[[ Input material, beginning ]]

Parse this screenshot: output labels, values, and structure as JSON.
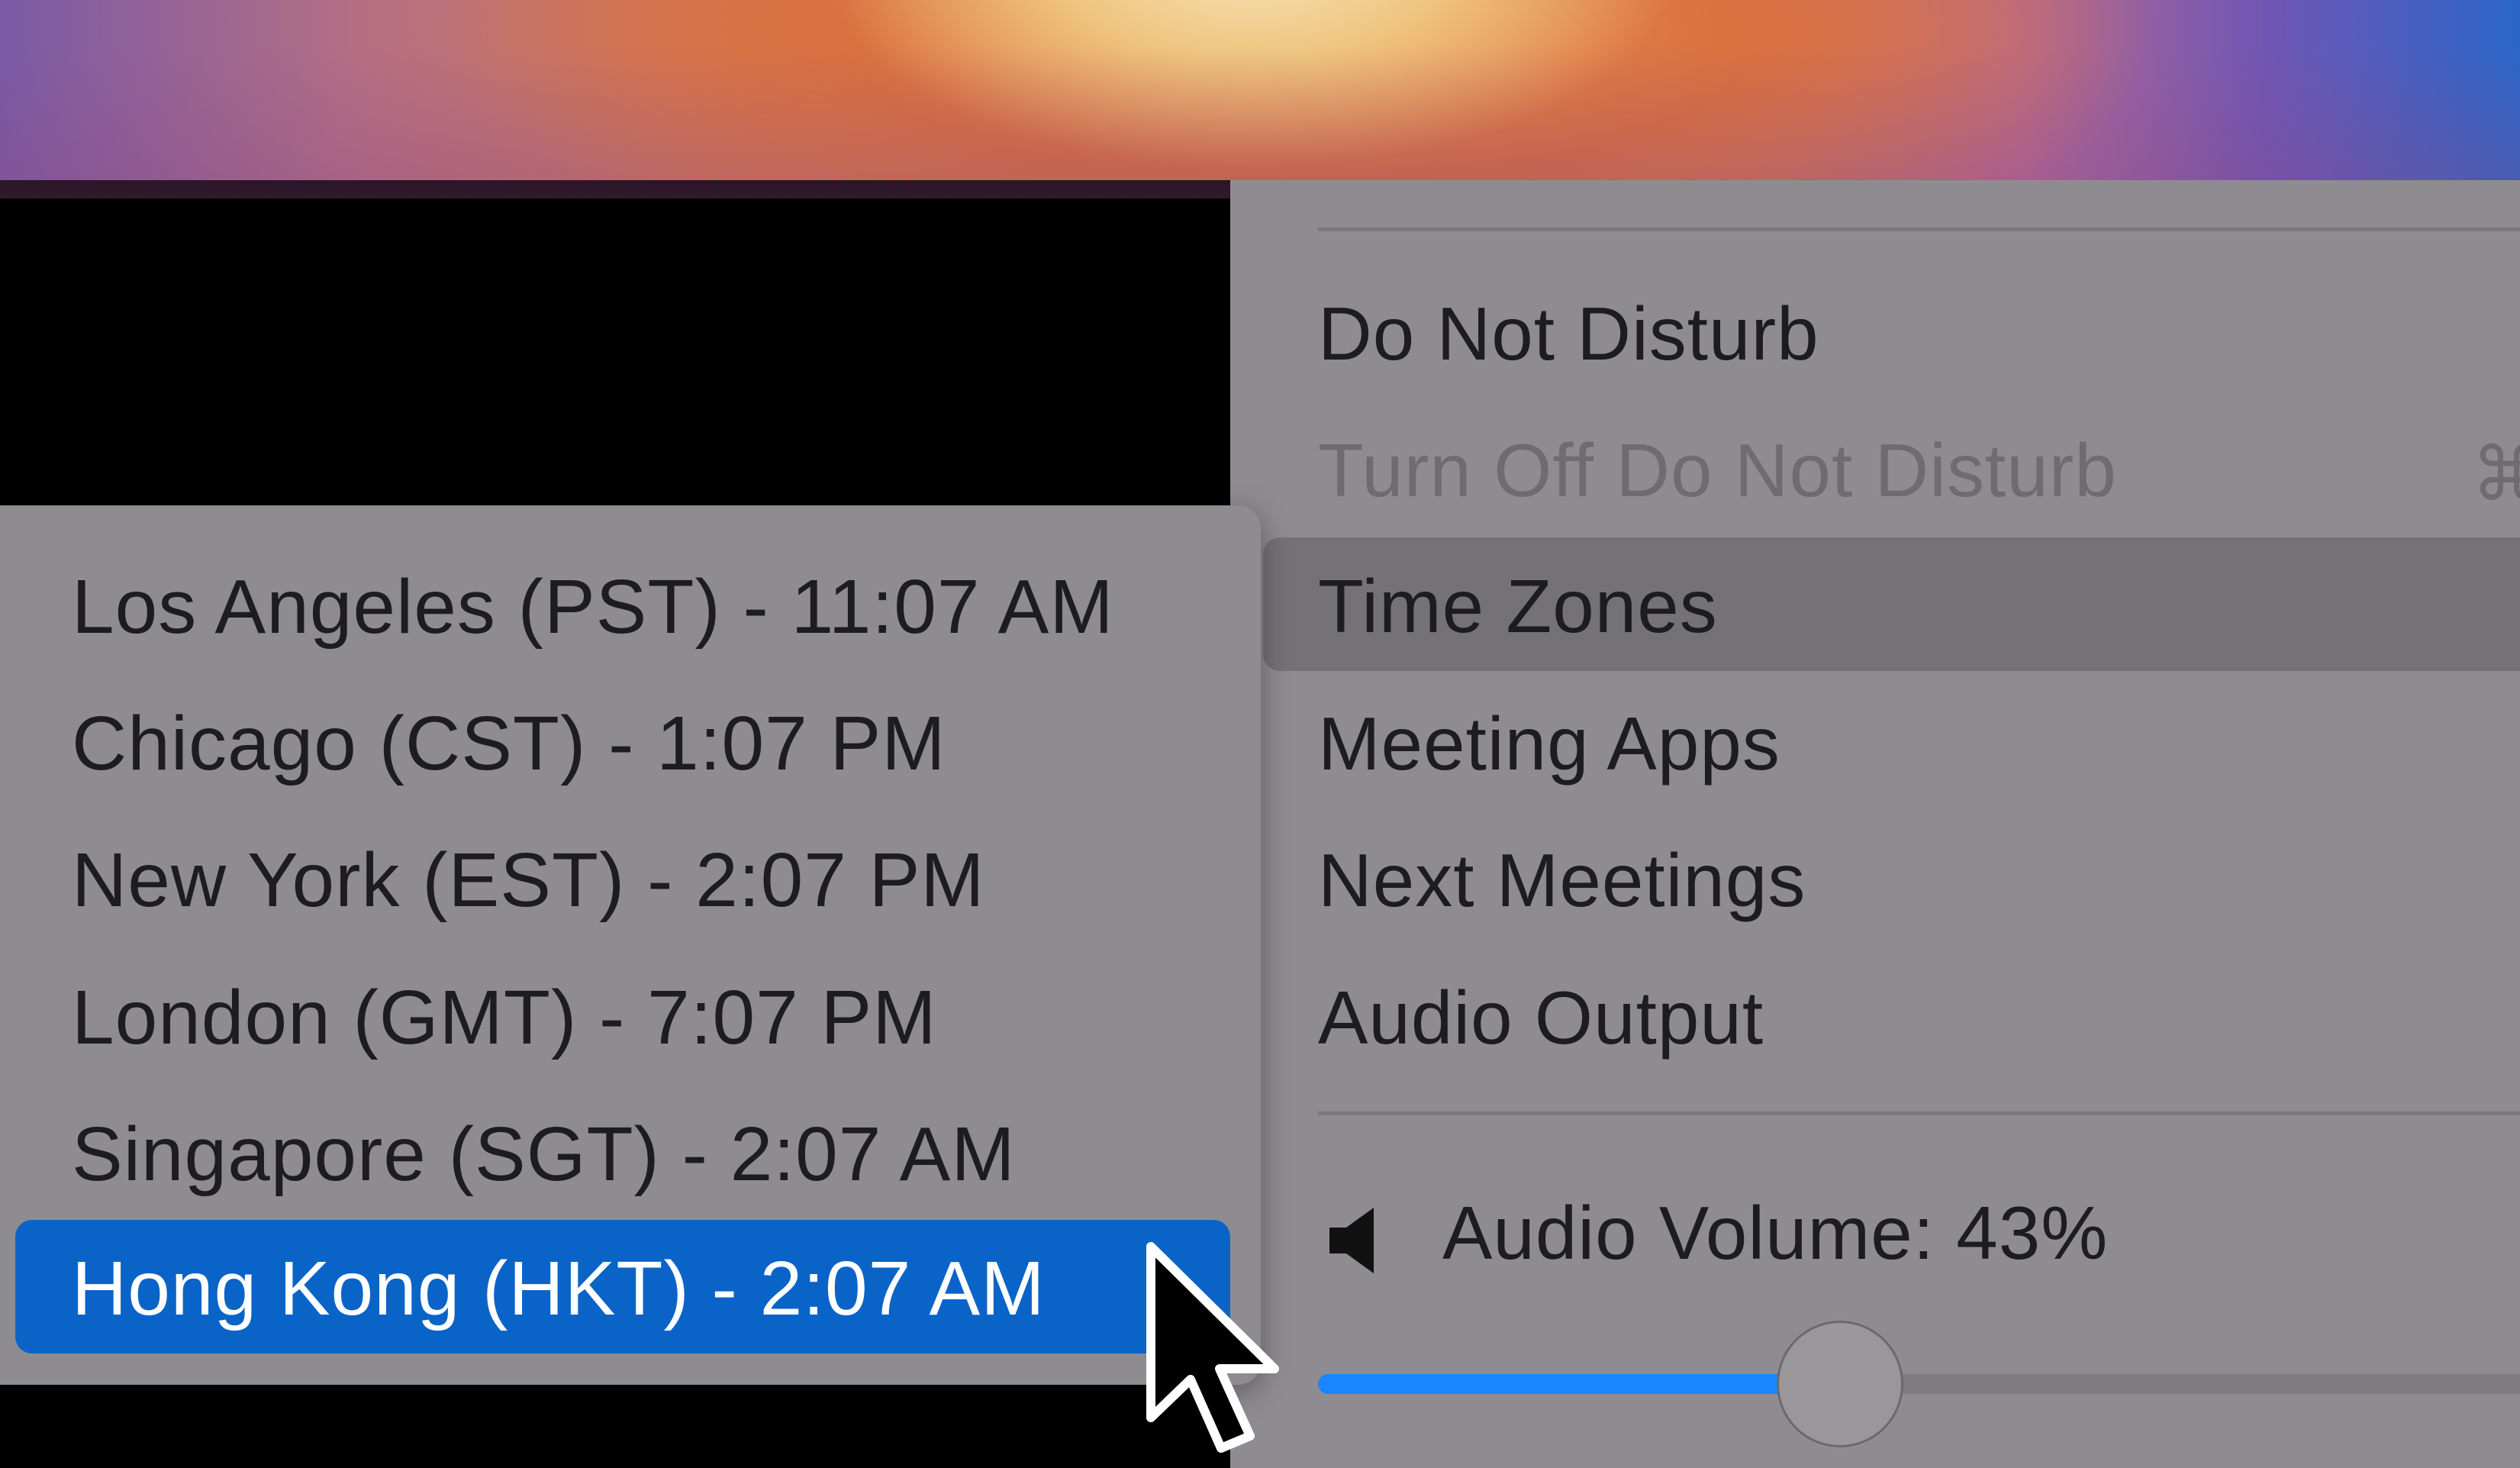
{
  "main_menu": {
    "items": [
      {
        "label": "Do Not Disturb",
        "enabled": true
      },
      {
        "label": "Turn Off Do Not Disturb",
        "enabled": false,
        "shortcut": "⌘"
      },
      {
        "label": "Time Zones",
        "enabled": true,
        "highlighted": true
      },
      {
        "label": "Meeting Apps",
        "enabled": true
      },
      {
        "label": "Next Meetings",
        "enabled": true
      },
      {
        "label": "Audio Output",
        "enabled": true
      }
    ],
    "volume": {
      "label": "Audio Volume: 43%",
      "value": 43,
      "icon": "speaker-icon",
      "accent_color": "#1a85ff"
    }
  },
  "time_zones_submenu": {
    "items": [
      {
        "label": "Los Angeles (PST) - 11:07 AM"
      },
      {
        "label": "Chicago (CST) - 1:07 PM"
      },
      {
        "label": "New York (EST) - 2:07 PM"
      },
      {
        "label": "London (GMT) - 7:07 PM"
      },
      {
        "label": "Singapore (SGT) - 2:07 AM"
      },
      {
        "label": "Hong Kong (HKT) - 2:07 AM",
        "selected": true
      }
    ],
    "selection_color": "#0a64c8"
  }
}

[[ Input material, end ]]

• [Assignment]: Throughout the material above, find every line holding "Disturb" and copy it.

• [Exercise response]:
        "label": "Do Not Disturb",
        "label": "Turn Off Do Not Disturb",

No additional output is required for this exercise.